Skip to main content
Tobii Pro 3 eye-tracking glasses track the direction of consumers' eyes. (Photo by Tianna Kozuszek)

More Than Meets the Eye

Thursday, June 10, 2021

Media Contact: Samantha Siler | Communications and Marketing Manager | 405-744-2977 | samantha.siler@okstate.edu

A recent investment in eye-tracking glasses could allow the Oklahoma State University Robert M. Kerr Food and Agricultural Products Center  and the agricultural communications program to “see” what you see.

The units partnered to invest in a pair of Tobii Pro Glasses 3. These specialized eyeglasses can track eye movement and the amount of time someone looks in a certain direction, said Megan Silveira, agricultural communications master’s student.

After an idea to purchase a pair of directional eyeglasses was discussed, a plan to invest in the technology was put into place, said Mandy Gross, former FAPC communications services manager.

“The faculty and staff in the agricultural education, communications and leadership department and the FAPC bought the glasses, a license for the technology, and a laptop that connects directly to those glasses,” Gross said.

Silveira was the first graduate student to use the equipment, getting help from Greg Clare, design, housing and merchandising associate professor, for the research and data analysis.

Clare has a two-dimensional, computer-mounted version of this eye-tracking technology and has partnered in other research studies.

“The Tobii X2-30 of Dr. Clare’s are different from the Tobii Pro Glasses 3 because the 2D technology doesn’t account for individual’s head movement or the direction they are looking,” Silveira said.

Once one calibrates the glasses to the participants’ eyes, the system tracks their head movement and where they specifically look through the glasses as they look at the screen, Silveira said.

“It’s set just to the screen, and it tracks the eye movement on the screen,” Silveira said. “The glasses basically examine the whole field of vision the viewer has. The Pro 3 glasses are 3D because we see in 3D, and that is what the glasses capture.”

The research Silveira conducted will help benefit FAPC with the evaluation of its newly redesigned website, Gross said.

“The first part of the research focuses on the usability of the FAPC website,” Silveira said. “The second part of research is testing these glasses for FAPC and getting the first experience with this type of technology.”

The research consisted of comparing data from the X2-30 system and other thesis research from OSU, Silveira said.

“I collected 15 sets of data with the computer-mounted device, and then another 15 with the eye-tracking glasses,” Silveira said. “I had participants look at the FAPC website on the same laptop, but data was collected with both of the different technologies.”

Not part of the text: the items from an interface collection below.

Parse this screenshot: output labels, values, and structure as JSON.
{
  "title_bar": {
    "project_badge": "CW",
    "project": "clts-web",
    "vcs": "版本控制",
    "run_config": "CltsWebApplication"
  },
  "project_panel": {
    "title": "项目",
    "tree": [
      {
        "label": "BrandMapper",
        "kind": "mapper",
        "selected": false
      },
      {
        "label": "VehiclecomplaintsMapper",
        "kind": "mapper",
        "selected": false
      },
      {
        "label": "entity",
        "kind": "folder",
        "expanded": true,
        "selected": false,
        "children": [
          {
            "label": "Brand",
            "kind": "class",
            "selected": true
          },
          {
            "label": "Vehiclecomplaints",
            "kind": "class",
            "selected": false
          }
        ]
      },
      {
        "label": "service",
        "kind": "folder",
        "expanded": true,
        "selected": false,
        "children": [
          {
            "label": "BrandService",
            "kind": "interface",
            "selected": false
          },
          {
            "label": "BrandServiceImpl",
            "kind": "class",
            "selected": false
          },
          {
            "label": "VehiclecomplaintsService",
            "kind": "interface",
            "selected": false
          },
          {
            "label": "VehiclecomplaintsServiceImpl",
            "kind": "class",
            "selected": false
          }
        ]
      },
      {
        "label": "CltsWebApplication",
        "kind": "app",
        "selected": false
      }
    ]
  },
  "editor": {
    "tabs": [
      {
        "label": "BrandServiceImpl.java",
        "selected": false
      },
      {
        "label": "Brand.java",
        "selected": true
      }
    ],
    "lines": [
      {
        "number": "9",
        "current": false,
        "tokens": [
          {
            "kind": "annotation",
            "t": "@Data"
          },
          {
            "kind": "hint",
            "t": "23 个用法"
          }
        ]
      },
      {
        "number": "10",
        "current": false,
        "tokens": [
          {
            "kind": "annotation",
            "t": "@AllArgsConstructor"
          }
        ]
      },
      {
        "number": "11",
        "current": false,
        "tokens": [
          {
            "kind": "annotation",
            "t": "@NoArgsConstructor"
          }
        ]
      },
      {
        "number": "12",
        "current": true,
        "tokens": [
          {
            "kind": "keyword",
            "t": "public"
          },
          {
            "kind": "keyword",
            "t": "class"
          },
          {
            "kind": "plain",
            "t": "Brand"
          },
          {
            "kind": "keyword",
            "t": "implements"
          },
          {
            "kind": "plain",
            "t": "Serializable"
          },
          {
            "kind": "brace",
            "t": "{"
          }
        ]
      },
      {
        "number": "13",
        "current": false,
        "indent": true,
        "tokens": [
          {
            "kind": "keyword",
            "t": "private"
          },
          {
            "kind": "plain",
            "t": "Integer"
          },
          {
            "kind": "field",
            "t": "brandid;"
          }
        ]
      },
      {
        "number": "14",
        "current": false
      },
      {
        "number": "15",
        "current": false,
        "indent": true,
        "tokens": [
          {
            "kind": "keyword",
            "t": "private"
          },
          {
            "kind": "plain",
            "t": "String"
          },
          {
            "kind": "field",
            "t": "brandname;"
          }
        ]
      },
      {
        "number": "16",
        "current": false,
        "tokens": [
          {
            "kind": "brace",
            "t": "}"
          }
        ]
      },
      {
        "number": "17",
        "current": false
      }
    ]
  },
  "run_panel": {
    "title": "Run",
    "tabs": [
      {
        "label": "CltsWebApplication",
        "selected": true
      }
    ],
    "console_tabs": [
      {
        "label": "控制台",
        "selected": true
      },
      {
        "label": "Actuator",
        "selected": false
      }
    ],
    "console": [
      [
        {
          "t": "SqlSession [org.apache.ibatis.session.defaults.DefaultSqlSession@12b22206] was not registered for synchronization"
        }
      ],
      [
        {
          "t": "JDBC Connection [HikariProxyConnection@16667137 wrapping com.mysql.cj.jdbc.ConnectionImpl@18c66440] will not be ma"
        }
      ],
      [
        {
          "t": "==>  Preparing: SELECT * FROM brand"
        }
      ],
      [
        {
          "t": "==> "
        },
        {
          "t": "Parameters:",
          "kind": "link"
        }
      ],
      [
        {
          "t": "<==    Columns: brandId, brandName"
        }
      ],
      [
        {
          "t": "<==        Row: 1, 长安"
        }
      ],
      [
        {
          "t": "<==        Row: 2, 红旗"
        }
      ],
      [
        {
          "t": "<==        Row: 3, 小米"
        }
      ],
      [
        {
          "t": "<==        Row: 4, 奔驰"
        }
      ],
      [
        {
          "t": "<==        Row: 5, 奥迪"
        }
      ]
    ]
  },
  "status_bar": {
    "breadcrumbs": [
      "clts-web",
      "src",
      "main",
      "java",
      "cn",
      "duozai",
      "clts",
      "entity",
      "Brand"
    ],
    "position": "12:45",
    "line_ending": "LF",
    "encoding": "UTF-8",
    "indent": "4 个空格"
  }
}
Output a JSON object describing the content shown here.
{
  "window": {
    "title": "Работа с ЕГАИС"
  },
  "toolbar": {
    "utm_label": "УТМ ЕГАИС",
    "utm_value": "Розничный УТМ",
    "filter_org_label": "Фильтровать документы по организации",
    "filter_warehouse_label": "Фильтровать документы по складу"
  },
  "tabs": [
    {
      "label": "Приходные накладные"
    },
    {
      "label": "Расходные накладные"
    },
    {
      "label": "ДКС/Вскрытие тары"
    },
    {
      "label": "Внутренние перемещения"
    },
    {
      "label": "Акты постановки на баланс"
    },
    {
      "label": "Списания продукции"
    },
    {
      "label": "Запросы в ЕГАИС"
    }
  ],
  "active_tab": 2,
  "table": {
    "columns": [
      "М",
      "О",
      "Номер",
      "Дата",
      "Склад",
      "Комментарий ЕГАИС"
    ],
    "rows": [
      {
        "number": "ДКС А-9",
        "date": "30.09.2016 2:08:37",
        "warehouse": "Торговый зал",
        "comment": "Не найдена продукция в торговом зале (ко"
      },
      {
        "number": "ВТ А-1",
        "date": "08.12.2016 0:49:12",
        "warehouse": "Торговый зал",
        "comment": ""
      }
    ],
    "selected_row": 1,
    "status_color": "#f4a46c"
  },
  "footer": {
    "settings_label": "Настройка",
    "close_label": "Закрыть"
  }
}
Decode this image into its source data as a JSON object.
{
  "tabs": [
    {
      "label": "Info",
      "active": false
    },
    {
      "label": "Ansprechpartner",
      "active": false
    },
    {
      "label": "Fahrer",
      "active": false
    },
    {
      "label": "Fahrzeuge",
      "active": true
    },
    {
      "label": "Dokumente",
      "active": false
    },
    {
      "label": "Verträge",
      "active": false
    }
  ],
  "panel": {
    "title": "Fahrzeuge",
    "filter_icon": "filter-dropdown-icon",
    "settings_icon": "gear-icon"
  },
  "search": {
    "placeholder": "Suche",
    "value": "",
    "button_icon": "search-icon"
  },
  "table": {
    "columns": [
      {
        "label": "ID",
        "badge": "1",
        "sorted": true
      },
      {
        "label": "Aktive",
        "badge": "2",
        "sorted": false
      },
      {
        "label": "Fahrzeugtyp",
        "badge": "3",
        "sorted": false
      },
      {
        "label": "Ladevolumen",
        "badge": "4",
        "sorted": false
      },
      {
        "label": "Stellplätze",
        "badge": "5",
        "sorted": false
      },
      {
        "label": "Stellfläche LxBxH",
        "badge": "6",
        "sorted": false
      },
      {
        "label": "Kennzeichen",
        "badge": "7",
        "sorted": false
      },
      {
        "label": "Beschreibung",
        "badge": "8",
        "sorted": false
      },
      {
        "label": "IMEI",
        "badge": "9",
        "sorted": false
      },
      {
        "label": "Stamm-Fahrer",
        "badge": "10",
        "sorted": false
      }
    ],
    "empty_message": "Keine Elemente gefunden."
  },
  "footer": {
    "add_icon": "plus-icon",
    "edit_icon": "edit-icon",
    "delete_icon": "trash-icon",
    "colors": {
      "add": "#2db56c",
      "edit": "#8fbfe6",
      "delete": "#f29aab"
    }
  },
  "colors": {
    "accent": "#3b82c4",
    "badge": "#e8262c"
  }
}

Volunteer participants had certain tasks to perform, such as finding specific information on the updated FAPC website, Gross said.

Silveira said having the opportunity to be the first to experience this technology opened her eyes and gave her new marketing knowledge.

“From an industry perspective, we want to give Oklahoma companies the best information about what the consumer is looking for, what caught the consumer’s attention, and why the consumer chose that product,” said Rodney Holcomb, agricultural economics professor who assists in FAPC.

Data from Silveira’s project shows researchers a rich data set and allows them to compare data from both the Tobii X2-30 and the Tobii Pro Glasses 3, Holcomb said.

“The technology can be used to examine consumers’ preferences,” Holcomb added.

 In marketing, especially on a website, a lot of what you do revolves around finding the thing that attracts or catches the consumers’ attention, Holcomb said.

Megan Silveira
Megan Silveira analyzes data from this eye-tracking technology for her research project. (Photo by Tianna Kozuszek)

 “Do consumers really care about pretty images and moving video background?” Holcomb asked. “Or are they looking for a link that’s not there because the design has been changed?”

Eye-tracking also can be used to examine consumers’ preferences in the food labeling aspect of the agricultural industry, which plays an important role in the world of marketing, Holcomb said.

When asking consumers if they would buy this product, the main concern is which specific product they would choose, Holcomb said.

“With these eye-tracking glasses, we can send someone to the store and let them buy whatever they would buy normally while we see what they are looking at,” Holcomb said.

“Take produce, for example,” Holcomb said. “The consumer may look at where the product is grown or visual appeal of the products.”

The glasses are being used to obtain research about what consumers care about, Holcomb said. They help to discern if consumers spend their time contemplating price, where the product was grown or how the product looks, he added.

“In addition, researchers get a better idea of what factors really impact consumers’ buying, as opposed to what they say impacts their buying,” Holcomb said. “Consumers don’t realize what unconscious factors impact their buying decisions.”

In the future, FAPC staff plans to partner with different agricultural industries to determine what food la-bels attract the consumer’s attention, Gross said.

 “Research with these glasses will prove to be beneficial in the agricultural field and marketing in general,” Silveira said. “I am excited to see the impact they will have.”


Story by Tianna Kozuszek, Cowboy Journal staff

Back To Top
SVG directory not found.
MENUCLOSE